When it comes to love and desire, we often think that there’s neither rhyme nor reason that governs attraction. As Emily Dickinson so aptly wrote, “The heart wants what it wants, or else it does not care.” And yet, by the time actor/director Woody Allen so famously co-opted the quote to explain the dubious beginnings of his longtime love affair with then step-daughter Soon-Yi Previn (begun while he was still romantically entangled with her mom, Mia Farrow), it was pretty clear that sometimes the heart wants something that might not actually be the best thing for it–or you.
But even more potentially damaging to chances at longtime romantic happiness is ignoring what’s going on in our heads. Many people find themselves locked into a negative cycle in which they repeatedly pursue partners who turn out to be either just plain ill-suited, or worse, downright destructive–but are seemingly clueless as to why.
If you’re one of those “unlucky in love” types, wondering if there isn’t something you can do to change the game so that the odds are in your favor, there are actually several modifications you can make in your quest for amour–but the biggest changes you will likely have to make are going to start with you. In order to find lasting love, you must examine your personal history to shed light on events that set certain patterns in motion, and then you must re-learn the rules of attraction so that you are better able to focus on more suitable candidates for healthy romance. Here are a few steps to get you started.
Know The Catalyst
Many people who seem to haplessly fall into one doomed relationship after another do so because they’ve never fully resolved the childhood traumas that shaped their psyches, especially in cases of emotional abuse or neglect. As a child, you have no control over your environment, but as an adult, not only do you have the ability to understand how you came to be the person you’ve become, but you have the power to break destructive cycles by choosing not to engage in relationships that feed negative behavior.
Easier said than done? Yes, but professional help is there if you need it, and not everyone requires years of therapy to uncover what triggers self-destructive patterns. Knowledge is power. While you can never fix what was broken in the past, once you have the explanation, you can recognize the pull towards failed romances and move forward to make healthier choices.
Look Beyond Chemistry
Ah, chemistry . . . the most infamous weapon in Cupid’s arsenal, and yet, when we’re in school, chemistry is only one of the required courses. The evidence of pheromone-based attraction notwithstanding, a well-rounded education in love demands the study of more than one subject.

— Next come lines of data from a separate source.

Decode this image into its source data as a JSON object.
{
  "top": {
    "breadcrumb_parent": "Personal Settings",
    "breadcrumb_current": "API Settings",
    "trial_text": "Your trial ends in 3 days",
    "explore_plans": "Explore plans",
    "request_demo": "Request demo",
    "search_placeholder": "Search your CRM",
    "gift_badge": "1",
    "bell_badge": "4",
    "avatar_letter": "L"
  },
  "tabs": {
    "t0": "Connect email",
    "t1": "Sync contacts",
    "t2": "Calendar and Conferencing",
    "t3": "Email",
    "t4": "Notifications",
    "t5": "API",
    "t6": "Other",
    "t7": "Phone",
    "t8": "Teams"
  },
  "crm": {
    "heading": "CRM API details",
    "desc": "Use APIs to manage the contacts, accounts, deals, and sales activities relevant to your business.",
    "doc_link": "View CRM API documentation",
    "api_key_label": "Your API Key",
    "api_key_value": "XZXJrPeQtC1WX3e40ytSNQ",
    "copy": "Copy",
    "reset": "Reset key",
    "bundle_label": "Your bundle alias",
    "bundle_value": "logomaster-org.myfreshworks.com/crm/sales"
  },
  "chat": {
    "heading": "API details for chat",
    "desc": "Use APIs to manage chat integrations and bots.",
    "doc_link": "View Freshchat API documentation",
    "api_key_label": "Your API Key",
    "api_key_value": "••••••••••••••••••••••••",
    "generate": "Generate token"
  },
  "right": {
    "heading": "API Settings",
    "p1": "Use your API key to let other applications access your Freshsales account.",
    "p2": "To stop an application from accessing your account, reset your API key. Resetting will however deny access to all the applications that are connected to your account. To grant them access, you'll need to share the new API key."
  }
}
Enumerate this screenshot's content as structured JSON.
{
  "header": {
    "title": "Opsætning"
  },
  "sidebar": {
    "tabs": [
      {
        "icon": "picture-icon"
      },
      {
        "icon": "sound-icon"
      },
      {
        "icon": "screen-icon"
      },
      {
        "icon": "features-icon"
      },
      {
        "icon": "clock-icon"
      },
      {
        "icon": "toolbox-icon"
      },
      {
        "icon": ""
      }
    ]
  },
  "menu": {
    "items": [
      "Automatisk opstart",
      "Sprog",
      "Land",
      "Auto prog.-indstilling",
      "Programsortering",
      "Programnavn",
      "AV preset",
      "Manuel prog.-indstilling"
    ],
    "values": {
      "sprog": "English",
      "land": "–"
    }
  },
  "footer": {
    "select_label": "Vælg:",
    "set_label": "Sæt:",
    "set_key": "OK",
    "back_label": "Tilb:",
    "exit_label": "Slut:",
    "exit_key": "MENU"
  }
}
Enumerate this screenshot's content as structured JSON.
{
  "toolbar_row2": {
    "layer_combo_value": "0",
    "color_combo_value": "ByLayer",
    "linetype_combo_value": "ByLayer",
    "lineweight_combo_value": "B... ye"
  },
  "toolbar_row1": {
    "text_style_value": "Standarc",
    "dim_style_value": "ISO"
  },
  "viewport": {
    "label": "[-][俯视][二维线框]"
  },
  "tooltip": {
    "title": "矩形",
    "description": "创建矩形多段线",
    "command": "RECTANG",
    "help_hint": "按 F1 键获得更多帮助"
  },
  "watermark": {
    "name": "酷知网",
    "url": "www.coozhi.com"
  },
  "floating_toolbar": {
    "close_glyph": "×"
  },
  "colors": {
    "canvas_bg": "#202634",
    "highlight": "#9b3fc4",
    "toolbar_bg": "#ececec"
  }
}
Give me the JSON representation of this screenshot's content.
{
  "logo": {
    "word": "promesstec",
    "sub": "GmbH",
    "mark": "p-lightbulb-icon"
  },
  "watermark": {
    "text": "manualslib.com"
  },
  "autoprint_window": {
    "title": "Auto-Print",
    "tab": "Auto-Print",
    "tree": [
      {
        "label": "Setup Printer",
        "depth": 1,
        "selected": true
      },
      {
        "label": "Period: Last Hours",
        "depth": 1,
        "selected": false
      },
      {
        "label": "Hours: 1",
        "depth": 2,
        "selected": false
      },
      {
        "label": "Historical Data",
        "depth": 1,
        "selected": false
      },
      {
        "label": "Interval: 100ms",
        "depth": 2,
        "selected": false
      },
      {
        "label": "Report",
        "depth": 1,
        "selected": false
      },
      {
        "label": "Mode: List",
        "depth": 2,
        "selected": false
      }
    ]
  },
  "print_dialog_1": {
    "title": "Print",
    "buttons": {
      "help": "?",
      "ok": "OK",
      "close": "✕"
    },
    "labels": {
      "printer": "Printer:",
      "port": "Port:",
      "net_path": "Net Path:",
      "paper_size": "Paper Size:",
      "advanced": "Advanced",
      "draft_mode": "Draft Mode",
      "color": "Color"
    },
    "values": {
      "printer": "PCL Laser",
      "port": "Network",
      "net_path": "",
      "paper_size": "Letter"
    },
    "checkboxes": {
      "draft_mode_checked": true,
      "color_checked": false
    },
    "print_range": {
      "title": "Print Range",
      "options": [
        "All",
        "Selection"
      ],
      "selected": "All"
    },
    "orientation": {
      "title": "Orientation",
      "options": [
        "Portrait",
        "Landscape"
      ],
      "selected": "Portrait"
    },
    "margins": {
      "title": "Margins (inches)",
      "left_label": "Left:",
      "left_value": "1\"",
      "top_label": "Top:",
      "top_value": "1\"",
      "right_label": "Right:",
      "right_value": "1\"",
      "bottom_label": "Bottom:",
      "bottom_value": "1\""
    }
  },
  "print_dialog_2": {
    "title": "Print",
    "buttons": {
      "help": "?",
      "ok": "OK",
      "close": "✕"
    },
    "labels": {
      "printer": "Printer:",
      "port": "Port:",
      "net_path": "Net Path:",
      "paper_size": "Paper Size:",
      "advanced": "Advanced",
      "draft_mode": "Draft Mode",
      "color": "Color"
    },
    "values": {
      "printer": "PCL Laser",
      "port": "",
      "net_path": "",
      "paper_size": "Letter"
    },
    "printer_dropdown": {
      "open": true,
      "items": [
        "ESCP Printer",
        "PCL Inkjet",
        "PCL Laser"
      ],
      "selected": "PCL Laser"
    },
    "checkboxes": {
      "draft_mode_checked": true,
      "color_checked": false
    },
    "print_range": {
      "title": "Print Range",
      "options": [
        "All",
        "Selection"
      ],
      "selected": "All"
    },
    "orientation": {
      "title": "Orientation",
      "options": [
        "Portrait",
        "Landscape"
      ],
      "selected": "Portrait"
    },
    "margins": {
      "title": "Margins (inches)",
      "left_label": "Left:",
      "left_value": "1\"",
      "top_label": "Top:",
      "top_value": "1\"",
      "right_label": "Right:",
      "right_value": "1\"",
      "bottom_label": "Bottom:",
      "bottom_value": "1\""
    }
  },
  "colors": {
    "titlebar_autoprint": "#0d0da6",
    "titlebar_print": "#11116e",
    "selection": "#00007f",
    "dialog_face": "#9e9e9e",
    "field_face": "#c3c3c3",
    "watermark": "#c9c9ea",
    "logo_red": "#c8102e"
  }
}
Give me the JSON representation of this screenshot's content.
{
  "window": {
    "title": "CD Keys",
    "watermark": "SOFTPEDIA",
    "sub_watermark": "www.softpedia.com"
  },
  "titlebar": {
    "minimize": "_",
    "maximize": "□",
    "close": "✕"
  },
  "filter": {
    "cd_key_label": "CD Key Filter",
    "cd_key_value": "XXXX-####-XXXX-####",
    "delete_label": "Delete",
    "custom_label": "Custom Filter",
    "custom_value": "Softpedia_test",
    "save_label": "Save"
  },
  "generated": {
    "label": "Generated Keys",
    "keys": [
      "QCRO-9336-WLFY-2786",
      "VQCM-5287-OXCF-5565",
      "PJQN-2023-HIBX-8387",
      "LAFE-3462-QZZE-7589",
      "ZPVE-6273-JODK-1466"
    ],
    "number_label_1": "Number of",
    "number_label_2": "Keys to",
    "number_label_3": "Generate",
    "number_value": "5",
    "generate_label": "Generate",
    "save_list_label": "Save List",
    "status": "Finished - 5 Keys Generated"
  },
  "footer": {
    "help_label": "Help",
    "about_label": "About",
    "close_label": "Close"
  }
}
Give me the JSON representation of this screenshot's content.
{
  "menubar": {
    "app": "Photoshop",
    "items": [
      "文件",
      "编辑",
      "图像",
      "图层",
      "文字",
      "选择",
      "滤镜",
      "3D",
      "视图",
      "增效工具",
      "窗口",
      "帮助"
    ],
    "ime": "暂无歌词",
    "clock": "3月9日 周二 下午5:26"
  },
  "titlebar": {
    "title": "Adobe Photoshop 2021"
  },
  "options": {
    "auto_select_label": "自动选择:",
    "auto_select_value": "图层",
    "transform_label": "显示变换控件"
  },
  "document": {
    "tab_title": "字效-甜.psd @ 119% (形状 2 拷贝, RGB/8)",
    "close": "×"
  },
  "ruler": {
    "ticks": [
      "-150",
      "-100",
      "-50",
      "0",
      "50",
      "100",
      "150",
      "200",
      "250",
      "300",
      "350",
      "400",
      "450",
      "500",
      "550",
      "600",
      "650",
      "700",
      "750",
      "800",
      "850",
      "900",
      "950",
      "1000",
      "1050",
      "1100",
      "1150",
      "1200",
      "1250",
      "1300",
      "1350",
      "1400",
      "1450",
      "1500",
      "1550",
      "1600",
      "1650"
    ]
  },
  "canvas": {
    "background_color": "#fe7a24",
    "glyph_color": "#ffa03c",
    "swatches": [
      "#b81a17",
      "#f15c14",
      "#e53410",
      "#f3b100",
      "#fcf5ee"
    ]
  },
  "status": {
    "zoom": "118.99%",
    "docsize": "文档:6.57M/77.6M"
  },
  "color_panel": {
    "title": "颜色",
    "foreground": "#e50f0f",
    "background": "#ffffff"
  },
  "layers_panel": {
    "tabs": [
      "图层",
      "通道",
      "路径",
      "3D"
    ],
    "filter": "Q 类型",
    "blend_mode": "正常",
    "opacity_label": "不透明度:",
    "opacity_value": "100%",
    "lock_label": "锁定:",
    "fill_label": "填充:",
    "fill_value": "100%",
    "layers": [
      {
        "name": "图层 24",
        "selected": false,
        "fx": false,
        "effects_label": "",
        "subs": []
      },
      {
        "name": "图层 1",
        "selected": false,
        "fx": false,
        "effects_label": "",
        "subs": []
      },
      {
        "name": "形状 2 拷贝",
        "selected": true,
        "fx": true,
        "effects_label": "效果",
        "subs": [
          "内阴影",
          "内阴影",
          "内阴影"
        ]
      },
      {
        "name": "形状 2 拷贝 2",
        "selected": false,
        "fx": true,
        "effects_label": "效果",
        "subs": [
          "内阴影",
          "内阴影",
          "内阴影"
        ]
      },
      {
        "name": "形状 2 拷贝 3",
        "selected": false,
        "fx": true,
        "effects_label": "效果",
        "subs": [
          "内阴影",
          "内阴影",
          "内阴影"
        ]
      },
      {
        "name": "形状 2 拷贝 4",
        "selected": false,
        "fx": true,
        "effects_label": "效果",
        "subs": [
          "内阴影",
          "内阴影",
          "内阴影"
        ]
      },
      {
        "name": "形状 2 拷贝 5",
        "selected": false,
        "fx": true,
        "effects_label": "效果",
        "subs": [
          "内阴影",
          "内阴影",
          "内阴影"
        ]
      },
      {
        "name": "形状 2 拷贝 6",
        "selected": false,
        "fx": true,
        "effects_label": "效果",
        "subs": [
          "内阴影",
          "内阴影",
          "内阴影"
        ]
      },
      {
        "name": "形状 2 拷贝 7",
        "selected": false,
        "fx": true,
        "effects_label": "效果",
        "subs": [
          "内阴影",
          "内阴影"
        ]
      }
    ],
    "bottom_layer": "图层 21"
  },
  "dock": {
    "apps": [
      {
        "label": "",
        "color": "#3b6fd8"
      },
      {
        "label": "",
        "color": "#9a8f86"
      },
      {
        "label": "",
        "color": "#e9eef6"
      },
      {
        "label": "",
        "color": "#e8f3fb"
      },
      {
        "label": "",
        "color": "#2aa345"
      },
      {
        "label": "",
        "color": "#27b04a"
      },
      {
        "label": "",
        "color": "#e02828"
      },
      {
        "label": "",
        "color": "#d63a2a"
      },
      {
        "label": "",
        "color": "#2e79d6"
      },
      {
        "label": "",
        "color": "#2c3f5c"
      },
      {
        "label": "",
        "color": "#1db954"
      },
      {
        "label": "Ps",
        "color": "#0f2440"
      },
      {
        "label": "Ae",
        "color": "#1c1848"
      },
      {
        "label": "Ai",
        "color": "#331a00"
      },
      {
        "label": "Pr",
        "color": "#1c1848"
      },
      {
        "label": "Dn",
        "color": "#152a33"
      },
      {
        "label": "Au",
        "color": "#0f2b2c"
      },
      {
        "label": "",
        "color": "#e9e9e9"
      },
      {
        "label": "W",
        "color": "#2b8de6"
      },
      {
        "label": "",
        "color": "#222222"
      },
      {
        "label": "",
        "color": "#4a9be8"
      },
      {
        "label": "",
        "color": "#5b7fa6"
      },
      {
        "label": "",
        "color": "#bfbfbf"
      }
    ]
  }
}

No one’s telling you that you have to date someone to whom you are not physically attracted, but if that’s all there is, unless you’re looking for short-term gratification of an “urge to merge” (nothing wrong with that–so long as you understand that’s all it’s likely to be) chances are, lust is not going to be enough for the long haul.
Refocus Your Expectations
Refining expectations is not, I repeat, not synonymous with lowering expectations, so if you’re in the habit of repeatedly trying to pair up with unrealistic or unavailable partners, there’s a good chance it’s time to start setting your sights on more appropriate targets.
Lots of people are looking for love. That’s the pool you should dive into. And here’s a hint: As tempting as it may be to “drown in love” with that mythical mermaid, or plummet to giddy depths in tandem with the daring swain beckoning you to come hither from the high diving board, sticking with someone who swims at the same pace as you do will likely be infinitely more fulfilling once you reach the deep end.
The Real Benefits of Friends With Benefits
In the most enduring romances, passion evolves. Over time, rather than burning white-hot, it smolders beneath the surface like a bed of warm coals, and flares when properly fueled and fanned.
Understanding how to build a romance based on the joy of one another’s company that’s bolstered by a shared sense of humor, like interests and mutual understanding is akin to knowing how to properly bank a fire so that it doesn’t burn out. Not every friendship will or should blossom into romance, but it’s an excellent way to start. So, if you’ve been dating yet one more lover and all-too-soon find yourself saying, “I love him/her, but I don’t like him/her” this is one lesson you should really take to heart because eventually, when love fizzles out, that dislike is going to color everything that’s left, and it’s not going to paint a pretty picture.
When it comes to love, if you keep coming up with all the wrong answers, why not let a KEEN romantic advisor teach you savvy ways to help improve your score?